Chong's wife, Shelby Chong, is also a comedian and will open the concert, as well as hold a Q&A with Cheech and Chong before they launch into their set.
Chong was involved in the entertainment industry in Canada before he met Marin — he played guitar for the soul group the Shades. The band changed its name several times and was signed to Gordy Records (a subsidiary of Motown Records) as the Vancouvers in 1965. The group's debut single, Chong's co-composition “Does Your Mama Know About Me,” charted at 29 on the Billboard Hot 100.
The Vancouvers broke up after a few years, but the band's loss is our gain since it led to Chong hooking up with Marin for a wealth of humor. Many times, material was sparked from a comment Marin would make.
“It has always been that Cheech says something accidentally,” Chong said.

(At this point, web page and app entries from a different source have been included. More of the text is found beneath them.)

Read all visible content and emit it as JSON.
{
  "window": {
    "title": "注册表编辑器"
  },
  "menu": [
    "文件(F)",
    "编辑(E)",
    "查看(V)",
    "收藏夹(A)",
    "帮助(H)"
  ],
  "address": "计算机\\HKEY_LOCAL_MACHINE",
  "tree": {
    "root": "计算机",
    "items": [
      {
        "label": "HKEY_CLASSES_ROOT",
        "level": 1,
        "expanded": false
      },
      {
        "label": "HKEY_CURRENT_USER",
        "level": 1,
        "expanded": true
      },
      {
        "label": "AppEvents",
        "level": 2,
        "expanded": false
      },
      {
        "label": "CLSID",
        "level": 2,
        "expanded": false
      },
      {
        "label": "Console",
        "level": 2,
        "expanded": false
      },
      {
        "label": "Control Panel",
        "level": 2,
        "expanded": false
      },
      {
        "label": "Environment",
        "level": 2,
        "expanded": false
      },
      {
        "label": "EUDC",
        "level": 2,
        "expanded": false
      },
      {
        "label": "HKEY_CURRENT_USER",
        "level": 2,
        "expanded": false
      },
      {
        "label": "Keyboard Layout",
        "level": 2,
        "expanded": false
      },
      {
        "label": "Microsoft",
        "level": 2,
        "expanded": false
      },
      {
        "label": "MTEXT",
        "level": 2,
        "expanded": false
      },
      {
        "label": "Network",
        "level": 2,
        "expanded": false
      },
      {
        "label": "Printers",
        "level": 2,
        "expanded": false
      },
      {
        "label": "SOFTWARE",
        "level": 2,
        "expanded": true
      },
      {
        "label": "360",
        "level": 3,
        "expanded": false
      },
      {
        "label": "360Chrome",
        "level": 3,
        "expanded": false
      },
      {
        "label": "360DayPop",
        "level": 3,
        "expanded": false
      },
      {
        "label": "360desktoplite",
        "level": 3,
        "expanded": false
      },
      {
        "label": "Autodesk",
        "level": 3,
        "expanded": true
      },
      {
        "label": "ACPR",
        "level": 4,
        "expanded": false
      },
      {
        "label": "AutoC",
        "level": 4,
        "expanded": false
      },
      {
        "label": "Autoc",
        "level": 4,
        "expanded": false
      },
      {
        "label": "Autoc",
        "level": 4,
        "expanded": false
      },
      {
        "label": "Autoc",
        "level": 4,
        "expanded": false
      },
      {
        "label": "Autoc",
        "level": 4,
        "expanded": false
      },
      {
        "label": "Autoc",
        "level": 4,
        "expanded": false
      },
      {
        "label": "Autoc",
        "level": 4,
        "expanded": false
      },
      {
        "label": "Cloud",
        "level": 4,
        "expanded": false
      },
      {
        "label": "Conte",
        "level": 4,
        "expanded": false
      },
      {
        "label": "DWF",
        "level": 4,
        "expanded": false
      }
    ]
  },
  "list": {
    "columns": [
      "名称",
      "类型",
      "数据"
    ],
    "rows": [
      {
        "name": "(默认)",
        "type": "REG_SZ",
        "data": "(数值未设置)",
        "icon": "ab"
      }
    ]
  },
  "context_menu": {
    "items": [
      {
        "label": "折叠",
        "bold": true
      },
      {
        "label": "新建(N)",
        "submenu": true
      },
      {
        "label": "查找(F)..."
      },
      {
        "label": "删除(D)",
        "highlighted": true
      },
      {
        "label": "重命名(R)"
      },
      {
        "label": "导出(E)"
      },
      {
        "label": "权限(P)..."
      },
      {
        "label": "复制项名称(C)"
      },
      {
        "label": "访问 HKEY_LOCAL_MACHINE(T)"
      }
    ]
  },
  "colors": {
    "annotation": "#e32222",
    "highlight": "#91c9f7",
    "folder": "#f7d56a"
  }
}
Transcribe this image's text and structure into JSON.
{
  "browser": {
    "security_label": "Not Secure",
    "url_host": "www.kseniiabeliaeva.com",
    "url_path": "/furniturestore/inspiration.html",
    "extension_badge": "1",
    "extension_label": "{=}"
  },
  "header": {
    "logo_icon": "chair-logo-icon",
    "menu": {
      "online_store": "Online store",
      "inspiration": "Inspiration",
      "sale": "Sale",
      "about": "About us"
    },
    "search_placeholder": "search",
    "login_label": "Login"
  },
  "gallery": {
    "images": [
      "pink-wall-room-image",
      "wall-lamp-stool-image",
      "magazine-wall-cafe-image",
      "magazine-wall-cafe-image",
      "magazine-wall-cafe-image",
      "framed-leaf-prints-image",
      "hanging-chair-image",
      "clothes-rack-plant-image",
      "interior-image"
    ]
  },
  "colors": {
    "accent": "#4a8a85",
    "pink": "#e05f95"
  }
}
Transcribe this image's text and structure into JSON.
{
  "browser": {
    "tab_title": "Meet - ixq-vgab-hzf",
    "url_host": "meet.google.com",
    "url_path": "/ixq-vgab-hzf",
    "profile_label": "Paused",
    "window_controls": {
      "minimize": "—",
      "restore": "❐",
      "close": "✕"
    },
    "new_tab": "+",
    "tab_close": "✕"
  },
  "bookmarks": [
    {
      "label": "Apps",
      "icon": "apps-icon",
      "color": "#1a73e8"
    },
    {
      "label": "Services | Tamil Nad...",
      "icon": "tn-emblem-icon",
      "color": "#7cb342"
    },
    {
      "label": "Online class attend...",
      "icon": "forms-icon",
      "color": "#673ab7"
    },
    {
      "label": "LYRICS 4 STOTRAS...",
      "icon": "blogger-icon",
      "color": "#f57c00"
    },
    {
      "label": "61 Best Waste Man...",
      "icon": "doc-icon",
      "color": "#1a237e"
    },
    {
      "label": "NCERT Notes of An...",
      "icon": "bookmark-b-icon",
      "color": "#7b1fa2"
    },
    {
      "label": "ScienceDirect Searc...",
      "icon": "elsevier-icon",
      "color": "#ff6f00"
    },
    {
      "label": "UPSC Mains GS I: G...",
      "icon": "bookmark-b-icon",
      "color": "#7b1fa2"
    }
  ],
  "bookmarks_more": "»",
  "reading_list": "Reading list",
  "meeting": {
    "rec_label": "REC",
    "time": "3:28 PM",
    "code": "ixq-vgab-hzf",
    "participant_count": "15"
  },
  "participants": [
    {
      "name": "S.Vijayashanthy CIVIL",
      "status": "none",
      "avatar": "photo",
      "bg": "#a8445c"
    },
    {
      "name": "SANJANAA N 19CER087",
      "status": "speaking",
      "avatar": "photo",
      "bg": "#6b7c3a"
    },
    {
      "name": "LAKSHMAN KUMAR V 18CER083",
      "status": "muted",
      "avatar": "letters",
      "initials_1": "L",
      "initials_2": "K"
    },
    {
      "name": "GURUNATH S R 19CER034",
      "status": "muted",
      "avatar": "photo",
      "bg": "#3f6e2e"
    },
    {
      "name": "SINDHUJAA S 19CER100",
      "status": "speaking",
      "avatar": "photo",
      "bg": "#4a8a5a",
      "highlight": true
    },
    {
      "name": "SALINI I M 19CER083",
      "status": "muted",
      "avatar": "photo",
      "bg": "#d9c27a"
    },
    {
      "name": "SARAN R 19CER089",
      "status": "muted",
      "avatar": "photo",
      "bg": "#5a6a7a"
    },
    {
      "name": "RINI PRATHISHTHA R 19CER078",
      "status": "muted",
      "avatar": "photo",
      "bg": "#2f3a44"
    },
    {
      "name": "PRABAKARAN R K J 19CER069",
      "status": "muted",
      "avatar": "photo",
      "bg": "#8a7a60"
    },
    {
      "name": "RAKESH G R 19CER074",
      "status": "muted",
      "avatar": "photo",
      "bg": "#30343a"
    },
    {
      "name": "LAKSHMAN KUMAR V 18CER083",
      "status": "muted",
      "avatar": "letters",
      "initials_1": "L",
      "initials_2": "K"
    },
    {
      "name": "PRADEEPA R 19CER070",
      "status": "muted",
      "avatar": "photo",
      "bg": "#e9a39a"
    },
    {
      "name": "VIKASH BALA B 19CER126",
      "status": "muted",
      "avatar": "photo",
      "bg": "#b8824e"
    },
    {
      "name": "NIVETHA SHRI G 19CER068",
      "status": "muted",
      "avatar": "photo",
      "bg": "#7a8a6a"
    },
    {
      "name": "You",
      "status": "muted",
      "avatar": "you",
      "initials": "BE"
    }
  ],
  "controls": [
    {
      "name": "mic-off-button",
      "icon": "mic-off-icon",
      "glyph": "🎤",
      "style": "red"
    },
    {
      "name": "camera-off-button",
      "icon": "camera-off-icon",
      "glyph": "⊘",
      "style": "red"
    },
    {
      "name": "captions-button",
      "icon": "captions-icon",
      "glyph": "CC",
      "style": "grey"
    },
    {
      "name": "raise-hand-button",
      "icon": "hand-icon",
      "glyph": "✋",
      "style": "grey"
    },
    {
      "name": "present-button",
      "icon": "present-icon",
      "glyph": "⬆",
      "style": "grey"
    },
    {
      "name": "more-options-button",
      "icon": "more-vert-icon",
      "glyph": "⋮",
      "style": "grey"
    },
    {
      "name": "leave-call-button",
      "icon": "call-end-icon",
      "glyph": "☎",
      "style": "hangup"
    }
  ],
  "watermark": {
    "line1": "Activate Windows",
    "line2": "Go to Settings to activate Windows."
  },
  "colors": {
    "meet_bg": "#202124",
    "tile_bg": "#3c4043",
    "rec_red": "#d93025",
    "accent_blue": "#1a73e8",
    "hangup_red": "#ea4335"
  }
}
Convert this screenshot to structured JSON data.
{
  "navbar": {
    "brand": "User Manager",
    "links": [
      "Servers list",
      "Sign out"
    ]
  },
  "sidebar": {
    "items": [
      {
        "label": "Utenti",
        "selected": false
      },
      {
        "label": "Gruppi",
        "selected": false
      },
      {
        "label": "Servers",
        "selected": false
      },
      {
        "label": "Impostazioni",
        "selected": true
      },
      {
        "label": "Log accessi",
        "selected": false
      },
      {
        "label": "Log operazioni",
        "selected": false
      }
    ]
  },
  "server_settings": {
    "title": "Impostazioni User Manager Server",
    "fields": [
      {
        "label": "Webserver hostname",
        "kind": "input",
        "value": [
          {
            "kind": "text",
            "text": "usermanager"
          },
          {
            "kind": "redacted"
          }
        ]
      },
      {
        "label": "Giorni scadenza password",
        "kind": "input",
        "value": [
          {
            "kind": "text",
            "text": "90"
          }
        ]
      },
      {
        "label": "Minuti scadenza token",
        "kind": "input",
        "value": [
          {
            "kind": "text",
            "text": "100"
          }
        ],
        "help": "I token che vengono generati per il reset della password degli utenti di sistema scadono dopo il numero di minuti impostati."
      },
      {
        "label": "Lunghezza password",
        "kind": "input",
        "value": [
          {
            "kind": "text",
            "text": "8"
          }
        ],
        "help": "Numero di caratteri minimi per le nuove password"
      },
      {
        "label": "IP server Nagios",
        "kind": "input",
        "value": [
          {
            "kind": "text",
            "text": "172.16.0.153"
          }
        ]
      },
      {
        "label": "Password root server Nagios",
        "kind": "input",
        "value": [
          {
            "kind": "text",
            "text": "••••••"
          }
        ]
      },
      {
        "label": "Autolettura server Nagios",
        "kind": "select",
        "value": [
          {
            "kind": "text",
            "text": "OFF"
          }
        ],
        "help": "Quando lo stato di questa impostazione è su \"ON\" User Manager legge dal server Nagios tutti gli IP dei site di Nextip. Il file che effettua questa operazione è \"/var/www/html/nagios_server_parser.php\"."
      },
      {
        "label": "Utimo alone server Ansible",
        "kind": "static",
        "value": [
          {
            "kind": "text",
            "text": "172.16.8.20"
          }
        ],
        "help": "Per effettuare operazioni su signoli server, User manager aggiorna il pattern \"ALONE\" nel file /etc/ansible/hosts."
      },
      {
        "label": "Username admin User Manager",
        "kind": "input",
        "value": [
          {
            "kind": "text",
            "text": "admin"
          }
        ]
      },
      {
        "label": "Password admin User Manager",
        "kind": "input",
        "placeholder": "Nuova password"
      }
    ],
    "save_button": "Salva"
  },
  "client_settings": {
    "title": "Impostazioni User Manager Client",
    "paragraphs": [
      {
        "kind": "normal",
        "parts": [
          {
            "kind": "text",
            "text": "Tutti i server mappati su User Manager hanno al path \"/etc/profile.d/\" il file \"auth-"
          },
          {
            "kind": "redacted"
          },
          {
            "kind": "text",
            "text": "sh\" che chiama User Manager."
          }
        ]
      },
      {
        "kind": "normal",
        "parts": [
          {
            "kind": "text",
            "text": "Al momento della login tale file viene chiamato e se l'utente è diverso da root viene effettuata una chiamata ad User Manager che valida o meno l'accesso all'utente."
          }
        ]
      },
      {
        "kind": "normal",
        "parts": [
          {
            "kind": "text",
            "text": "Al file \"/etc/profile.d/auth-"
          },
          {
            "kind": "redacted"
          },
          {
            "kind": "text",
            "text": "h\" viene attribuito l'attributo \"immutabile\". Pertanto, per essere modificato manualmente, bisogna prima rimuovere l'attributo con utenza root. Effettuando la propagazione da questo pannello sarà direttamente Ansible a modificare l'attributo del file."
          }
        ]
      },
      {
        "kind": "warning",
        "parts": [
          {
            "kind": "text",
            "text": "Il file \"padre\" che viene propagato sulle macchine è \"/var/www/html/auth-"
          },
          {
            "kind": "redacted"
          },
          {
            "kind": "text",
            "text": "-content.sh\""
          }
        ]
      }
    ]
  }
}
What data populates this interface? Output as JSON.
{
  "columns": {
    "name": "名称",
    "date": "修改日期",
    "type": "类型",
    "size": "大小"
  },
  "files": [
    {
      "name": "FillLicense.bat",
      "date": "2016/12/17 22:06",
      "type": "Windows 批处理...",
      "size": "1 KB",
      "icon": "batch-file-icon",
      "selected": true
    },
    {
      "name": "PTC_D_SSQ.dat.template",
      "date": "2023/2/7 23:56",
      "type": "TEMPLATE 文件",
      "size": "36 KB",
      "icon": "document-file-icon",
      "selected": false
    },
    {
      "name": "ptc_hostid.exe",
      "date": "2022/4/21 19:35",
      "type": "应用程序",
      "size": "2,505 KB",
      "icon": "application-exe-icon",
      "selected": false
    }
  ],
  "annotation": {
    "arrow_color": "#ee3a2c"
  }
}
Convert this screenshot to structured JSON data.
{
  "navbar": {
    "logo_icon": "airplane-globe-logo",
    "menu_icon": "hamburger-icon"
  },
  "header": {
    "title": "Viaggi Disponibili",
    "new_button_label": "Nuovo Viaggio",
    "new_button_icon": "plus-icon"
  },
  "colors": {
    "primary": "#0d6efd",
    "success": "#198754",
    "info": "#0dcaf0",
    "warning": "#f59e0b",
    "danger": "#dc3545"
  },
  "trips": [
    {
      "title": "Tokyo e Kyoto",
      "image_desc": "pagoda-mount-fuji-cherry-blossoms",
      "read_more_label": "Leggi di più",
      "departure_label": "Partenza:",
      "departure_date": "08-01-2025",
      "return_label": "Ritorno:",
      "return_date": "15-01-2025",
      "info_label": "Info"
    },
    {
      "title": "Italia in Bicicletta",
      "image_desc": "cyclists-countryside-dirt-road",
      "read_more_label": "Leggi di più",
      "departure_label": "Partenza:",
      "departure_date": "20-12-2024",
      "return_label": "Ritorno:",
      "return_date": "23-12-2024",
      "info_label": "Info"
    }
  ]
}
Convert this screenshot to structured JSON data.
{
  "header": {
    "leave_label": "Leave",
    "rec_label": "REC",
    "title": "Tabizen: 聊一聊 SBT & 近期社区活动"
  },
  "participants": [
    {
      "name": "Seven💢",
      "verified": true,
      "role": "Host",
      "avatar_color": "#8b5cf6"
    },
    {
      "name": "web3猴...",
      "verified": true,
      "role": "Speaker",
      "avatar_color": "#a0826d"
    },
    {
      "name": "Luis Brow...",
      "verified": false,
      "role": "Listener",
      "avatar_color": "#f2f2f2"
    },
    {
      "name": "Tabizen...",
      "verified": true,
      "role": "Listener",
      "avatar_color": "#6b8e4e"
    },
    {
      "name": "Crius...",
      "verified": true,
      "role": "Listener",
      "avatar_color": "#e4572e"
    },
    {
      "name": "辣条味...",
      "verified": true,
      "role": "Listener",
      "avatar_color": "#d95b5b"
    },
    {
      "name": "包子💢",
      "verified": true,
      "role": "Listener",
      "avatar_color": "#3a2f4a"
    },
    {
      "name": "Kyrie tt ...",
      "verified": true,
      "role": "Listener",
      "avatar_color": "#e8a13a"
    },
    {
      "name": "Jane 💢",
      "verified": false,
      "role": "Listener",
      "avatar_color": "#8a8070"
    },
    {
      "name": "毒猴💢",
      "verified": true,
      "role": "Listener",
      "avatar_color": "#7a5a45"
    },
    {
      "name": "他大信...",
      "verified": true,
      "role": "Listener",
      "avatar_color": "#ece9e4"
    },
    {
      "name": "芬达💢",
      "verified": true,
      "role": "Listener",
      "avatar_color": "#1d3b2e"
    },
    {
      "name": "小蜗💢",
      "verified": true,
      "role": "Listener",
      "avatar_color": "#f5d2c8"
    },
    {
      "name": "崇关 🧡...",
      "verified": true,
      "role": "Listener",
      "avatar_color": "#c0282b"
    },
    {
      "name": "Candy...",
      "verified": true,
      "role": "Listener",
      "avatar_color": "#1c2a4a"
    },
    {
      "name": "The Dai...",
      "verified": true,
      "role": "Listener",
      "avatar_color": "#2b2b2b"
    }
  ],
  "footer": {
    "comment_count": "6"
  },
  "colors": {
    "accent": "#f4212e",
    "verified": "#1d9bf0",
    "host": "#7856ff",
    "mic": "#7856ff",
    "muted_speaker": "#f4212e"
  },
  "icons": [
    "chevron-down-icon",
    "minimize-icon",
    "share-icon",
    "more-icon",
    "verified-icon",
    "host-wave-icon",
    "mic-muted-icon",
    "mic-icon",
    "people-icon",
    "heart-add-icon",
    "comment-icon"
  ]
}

One time, the two comedians were riding in the backseat of Jack Nicholson's car and the A-lister's driving made Marin nervous, Chong said. Throughout the trip, Marin calmed himself by sing-songing the words “basketball jones.” The next day in the studio, Chong recalled the little phrase and they fleshed it out into the song. Chong said he has a terrific memory for anything that could be music or comedy fodder.
Chong is quick to laugh, but gets serious when he talks about why the duo has been so successful.
“Honesty; staying pure to the truth,” Chong said. “We're both musicians and musicians tune up before they play and we've always been in tune.”
Still, Chong cites live performance as the key to staying popular.
“It was magic from the beginning. Cheech is a genius and he was born with the ability to mimic. I love to laugh,” Chong said.
Cheech and Chong is going strong, yet the men find time for other projects. Marin has a traveling exhibit of Chicano art, while Chong has completed filming “It's Gawd,” in which he plays “a nice hippie version of God.”
Chong is also branding a range of cannibis-based products, such as hemp and vitamin-infused water, makeup remover, a skin care line and hemp-based foods. He touts hemp and vegetarianism as helping him fight prostate cancer (he announced he has slow, stage I prostate cancer in 2012) and expounds marijuana for its medicinal uses, as well as being good for the economy.
cheech and chong and war
When: 7 p.m. Saturday.
Where: Greek Theatre, 2700 N. Vermont Ave., Los Angeles.
Information: 323-665-5857, www.greektheatrela.com.
Follow Michelle Mills on Twitter: @mickieszoo